SOURCE INFORMATION.
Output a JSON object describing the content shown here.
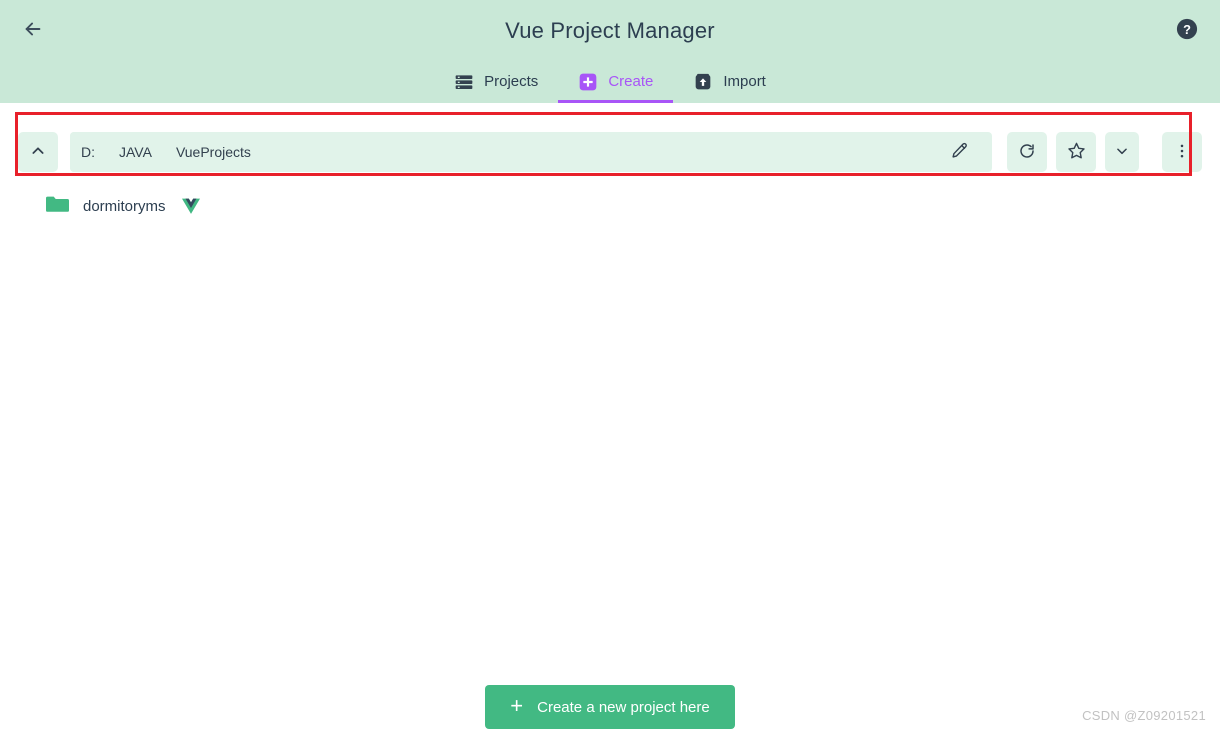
{
  "window": {
    "title": "Vue Project Manager"
  },
  "header": {
    "back_icon": "arrow-left-icon",
    "help_icon": "help-circle-icon",
    "tabs": [
      {
        "label": "Projects",
        "icon": "server-list-icon",
        "active": false
      },
      {
        "label": "Create",
        "icon": "plus-square-icon",
        "active": true
      },
      {
        "label": "Import",
        "icon": "upload-box-icon",
        "active": false
      }
    ]
  },
  "pathbar": {
    "up_icon": "chevron-up-icon",
    "crumbs": [
      "D:",
      "JAVA",
      "VueProjects"
    ],
    "edit_icon": "pencil-icon",
    "refresh_icon": "refresh-icon",
    "favorite_icon": "star-icon",
    "dropdown_icon": "chevron-down-icon",
    "more_icon": "more-vertical-icon"
  },
  "files": {
    "items": [
      {
        "name": "dormitoryms",
        "icon": "folder-icon",
        "badge": "vue-logo-icon"
      }
    ]
  },
  "footer": {
    "create_label": "Create a new project here",
    "create_plus": "+"
  },
  "watermark": {
    "text": "CSDN @Z09201521"
  },
  "colors": {
    "header_bg": "#c9e8d7",
    "pathbar_bg": "#e1f3ea",
    "accent_purple": "#a855f7",
    "accent_green": "#42b983",
    "annotation_red": "#e8202a",
    "text_dark": "#2c3e50"
  }
}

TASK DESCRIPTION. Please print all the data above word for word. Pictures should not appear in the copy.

SOLUTION BELOW.
Output a JSON object describing the content shown here.
{
  "window": {
    "title": "Vue Project Manager"
  },
  "header": {
    "back_icon": "arrow-left-icon",
    "help_icon": "help-circle-icon",
    "tabs": [
      {
        "label": "Projects",
        "icon": "server-list-icon",
        "active": false
      },
      {
        "label": "Create",
        "icon": "plus-square-icon",
        "active": true
      },
      {
        "label": "Import",
        "icon": "upload-box-icon",
        "active": false
      }
    ]
  },
  "pathbar": {
    "up_icon": "chevron-up-icon",
    "crumbs": [
      "D:",
      "JAVA",
      "VueProjects"
    ],
    "edit_icon": "pencil-icon",
    "refresh_icon": "refresh-icon",
    "favorite_icon": "star-icon",
    "dropdown_icon": "chevron-down-icon",
    "more_icon": "more-vertical-icon"
  },
  "files": {
    "items": [
      {
        "name": "dormitoryms",
        "icon": "folder-icon",
        "badge": "vue-logo-icon"
      }
    ]
  },
  "footer": {
    "create_label": "Create a new project here",
    "create_plus": "+"
  },
  "watermark": {
    "text": "CSDN @Z09201521"
  },
  "colors": {
    "header_bg": "#c9e8d7",
    "pathbar_bg": "#e1f3ea",
    "accent_purple": "#a855f7",
    "accent_green": "#42b983",
    "annotation_red": "#e8202a",
    "text_dark": "#2c3e50"
  }
}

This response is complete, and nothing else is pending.